This is why Korea’s Minister of Foreign Affairs and Trade Kim Sung-hwan and Trade Minister Bark Tae-ho, along with others who share a more enlightened worldview, publicly opposed the president-elect’s plans this week when the reorganization was presented in the National Assembly. It is unclear whether Ms. Park, who is reportedly adamant that her plan be passed next week, will succeed.
It’s in everyone’s interest that this plan fail. In the U.S., which has long been a global leader on trade issues, President Obama is contemplating a similar bureaucratic reshuffle that would downgrade the Office of the U.S. Trade Representative by moving it into the Commerce Department from its current home in the White House—a move that would have similar effects to Ms. Park’s proposal.
If Seoul rushes ahead down the same road, it will cede a promising area of international influence where its leadership is especially important. That would be a bad result for an economy that has benefited so much from trade already, and for a new president whom voters expect to deliver growth over the next five years.
Mr. Rushford publishes an online journal that tracks trade politics and diplomacy.

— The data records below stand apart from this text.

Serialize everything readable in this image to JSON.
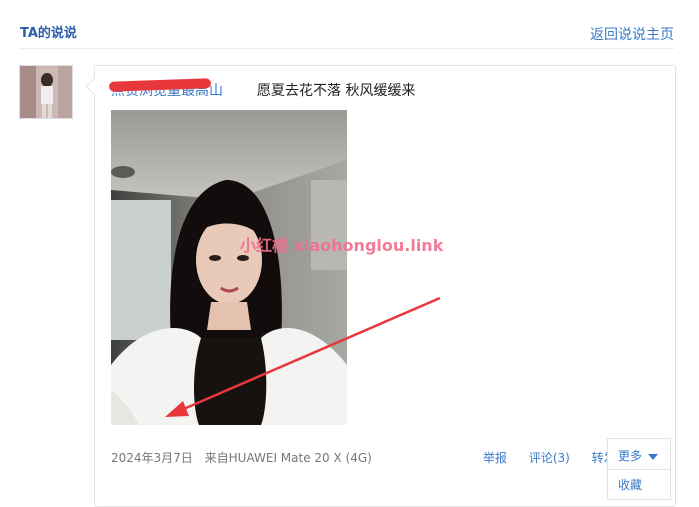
{
  "header": {
    "title": "TA的说说",
    "back_link": "返回说说主页"
  },
  "post": {
    "author": "点赞浏览量最高山",
    "text": "愿夏去花不落 秋风缓缓来",
    "watermark": "小红楼  xiaohonglou.link",
    "date": "2024年3月7日",
    "source": "来自HUAWEI Mate 20 X (4G)",
    "actions": {
      "report": "举报",
      "comment": "评论(3)",
      "forward": "转发",
      "more": "更多",
      "menu_first": "收藏"
    }
  },
  "colors": {
    "link": "#3b7ac9",
    "title": "#2b5dab",
    "redaction": "#e8383b",
    "annotation_arrow": "#e8383b"
  },
  "icons": [
    "caret-down-icon"
  ]
}
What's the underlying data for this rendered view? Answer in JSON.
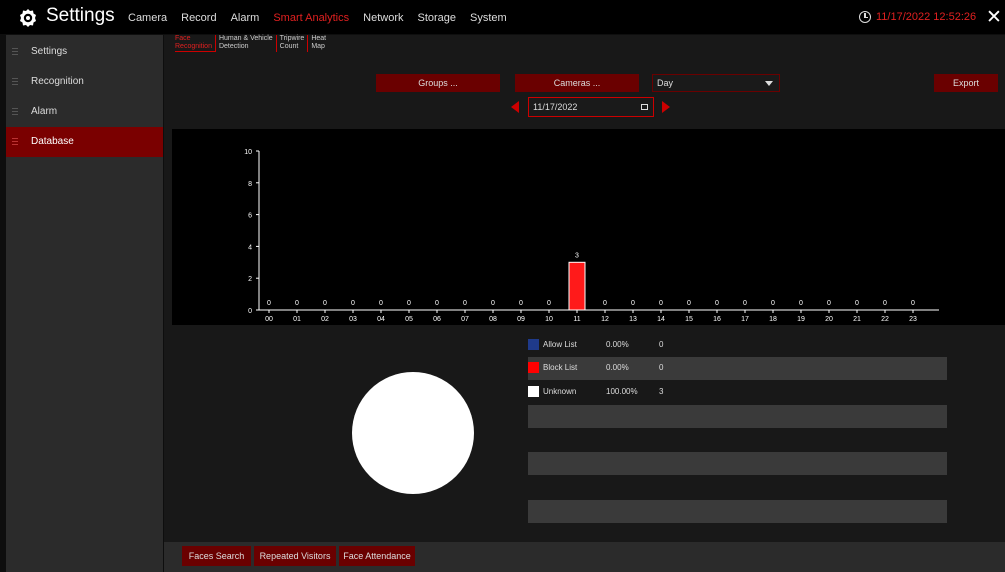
{
  "header": {
    "title": "Settings",
    "nav": [
      "Camera",
      "Record",
      "Alarm",
      "Smart Analytics",
      "Network",
      "Storage",
      "System"
    ],
    "active_nav": "Smart Analytics",
    "datetime": "11/17/2022 12:52:26",
    "close": "✕"
  },
  "sidebar": {
    "items": [
      {
        "label": "Settings"
      },
      {
        "label": "Recognition"
      },
      {
        "label": "Alarm"
      },
      {
        "label": "Database"
      }
    ],
    "active": "Database"
  },
  "subtabs": [
    {
      "line1": "Face",
      "line2": "Recognition"
    },
    {
      "line1": "Human & Vehicle",
      "line2": "Detection"
    },
    {
      "line1": "Tripwire",
      "line2": "Count"
    },
    {
      "line1": "Heat",
      "line2": "Map"
    }
  ],
  "toolbar": {
    "groups_label": "Groups ...",
    "cameras_label": "Cameras ...",
    "period_value": "Day",
    "export_label": "Export",
    "date_value": "11/17/2022"
  },
  "chart_data": {
    "type": "bar",
    "categories": [
      "00",
      "01",
      "02",
      "03",
      "04",
      "05",
      "06",
      "07",
      "08",
      "09",
      "10",
      "11",
      "12",
      "13",
      "14",
      "15",
      "16",
      "17",
      "18",
      "19",
      "20",
      "21",
      "22",
      "23"
    ],
    "values": [
      0,
      0,
      0,
      0,
      0,
      0,
      0,
      0,
      0,
      0,
      0,
      3,
      0,
      0,
      0,
      0,
      0,
      0,
      0,
      0,
      0,
      0,
      0,
      0
    ],
    "y_ticks": [
      0,
      2,
      4,
      6,
      8,
      10
    ],
    "ylim": [
      0,
      10
    ],
    "bar_color": "#ff1a1a"
  },
  "legend": [
    {
      "name": "Allow List",
      "percent": "0.00%",
      "count": "0",
      "color": "#1f3a8a"
    },
    {
      "name": "Block List",
      "percent": "0.00%",
      "count": "0",
      "color": "#ff0000"
    },
    {
      "name": "Unknown",
      "percent": "100.00%",
      "count": "3",
      "color": "#ffffff"
    }
  ],
  "pie_data": {
    "type": "pie",
    "values": [
      0,
      0,
      3
    ],
    "colors": [
      "#1f3a8a",
      "#ff0000",
      "#ffffff"
    ]
  },
  "footer": {
    "faces_search": "Faces Search",
    "repeated_visitors": "Repeated Visitors",
    "face_attendance": "Face Attendance"
  }
}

By Greg Rushford
During her successful campaign to become South Korea’s first female president, Park Geun-hye projected intelligence and a calm strength under pressure. She’s sure going to need those qualities.
Imagine walking into such a job. Since her December election triumph, the Korean won has appreciated so much vis a vis the Japanese yen that the value of Korea’s exports — which amount to about a third of Korea’s GDP — could fall this year by six percent, or even more. Projections on new Korean domestic job creation this year are pessimistic. Not to mention the continuing threats from a hostile, impoverished North Korea, which announced earlier today that it had successfully tested a “miniaturized atom bomb,” while working on missiles that could reach the U.S. west coast. It’s a good guess that Park, who turned 61 last week, has been way too busy to enjoy a proper birthday party.
Too busy, perhaps, to think everything through properly. Even before the president-elect will be sworn into office on Feb. 25, she has run into several political controversies. The Korean press has criticized her presidential transition committee for being overly secretive. Her first choice for prime minister had to step down when questions were raised about his ethics and finances. And President-elect Park has set off a firestorm in the National Assembly by picking a fight with Korea’s respected Ministry of Foreign Affairs and Trade. This fight with Mofat’s diplomats — which is widely interpreted overseas as both unnecessary and unhelpful — has caused great consternation. Indeed, Park has given worried Korean trading partners good reason to ask whether South Korea’s trade relations under her administration will be headed, well, south. Read the rest of this article »